- Discrepancy in leg length
- Gait and biomedical abnormalities
Sacroiliac joint pain symptoms
SI pain usually feels like lower back and buttock type pain. Usually the pain doesn’t radiate below the knee, but in rare occasions it can.
Sitting may be increasingly uncomfortable, but movement can lead to pain as well, with your pain worsening over time.
Diagnosing sacroiliac joint pain
Sacroiliac joint pain can be difficult to diagnose as it may be attributed to a new injury or strain in the lower back. Often patients identify the pain as originating in the lower back when in fact the origin point is the sacroiliac joint.
Your doctor will take a thorough medical history and perform a physical examination that includes movement to test your SI joint. In many cases, diagnosing sacroiliac joint pain comes down to ruling out other causes. Your doctor may also perform imaging tests, like an MRI or X-ray, to confirm a diagnosis.
What are sacroiliac joint pain treatments?
Sacroiliac joint pain treatments usually begin with more conservative measures. Here are non-invasive treatment options that you and your doctor may explore.
- Rest: Most often prescribed for a short period of time in the acute phases of injury
- Medication: Over-the-counter non-steroidal-anti-inflammatory drugs can minimize inflammation and help relieve acute pain
- Physical therapy: In the case of mechanical issues, physical therapy can help restore range of motion and build strength in your surrounding muscles
- Exercise: Supportive stretching like yoga and other non-weight-bearing, full body exercise (e.g., swimming and boking) can help to heal an injury and keep joints healthy
- Chiropractic care: Proper alignment of the spine can alleviate pressure on a stressed SI joint
- SI joint belts: These supportive belts wrap around the pelvis to provide additional support
Sacroiliac joint injections
If the above non-invasive treatment options are unsuccessful, your doctor may consider joint injections. Of the existing interventional treatments available, steroid injections within the sacroiliac joint have provided patients with pain reducing benefits above and beyond placebo in randomized control trials. Further, these findings were sustained when the patients were evaluated at a one-month follow-up.
These injections are a minimally-invasive procedure that can be done on an outpatient basis. You can also receive them along with physical therapy to manage acute pain while you resolve any underlying causes of your pain.
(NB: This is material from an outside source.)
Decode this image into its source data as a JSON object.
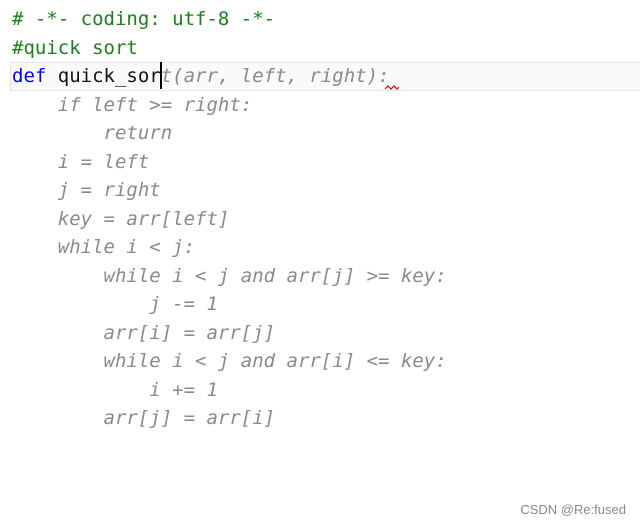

Your doctor performs a sacroiliac joint injection in the area just outside the membrane of your sacroiliac joint fibrous capsule. Using only a local anesthetic and a fluoroscopic device (or X-ray) as a guide, a physician inserts a very small needle into the desired area between the vertebrae. Contrast dye tests for proper placement of the needle prior to injecting the steroids, as well as appropriate distribution of the solution within the area. Once proper placement has been assured, the physician administers the steroids. Note that steroids are administered only in the areas with the most inflammation. This reduces the amount of exposure the patient has to the steroids.
You can learn more about this procedure in the following video.
However, because two-thirds of the nerves in the SI joint originate in the back of the joint and doctors can only inject nerves in the back section, any pain originating in the front of the joint may remain.
For patients with intractable pain, SI joint surgery to fuse the joint is a last resort.
If you are experiencing symptoms of lower back pain, it may actually be sacroiliac joint pain in disguise. Get in touch with Arizona Pain for a complete exam and diagnosis of your pain today.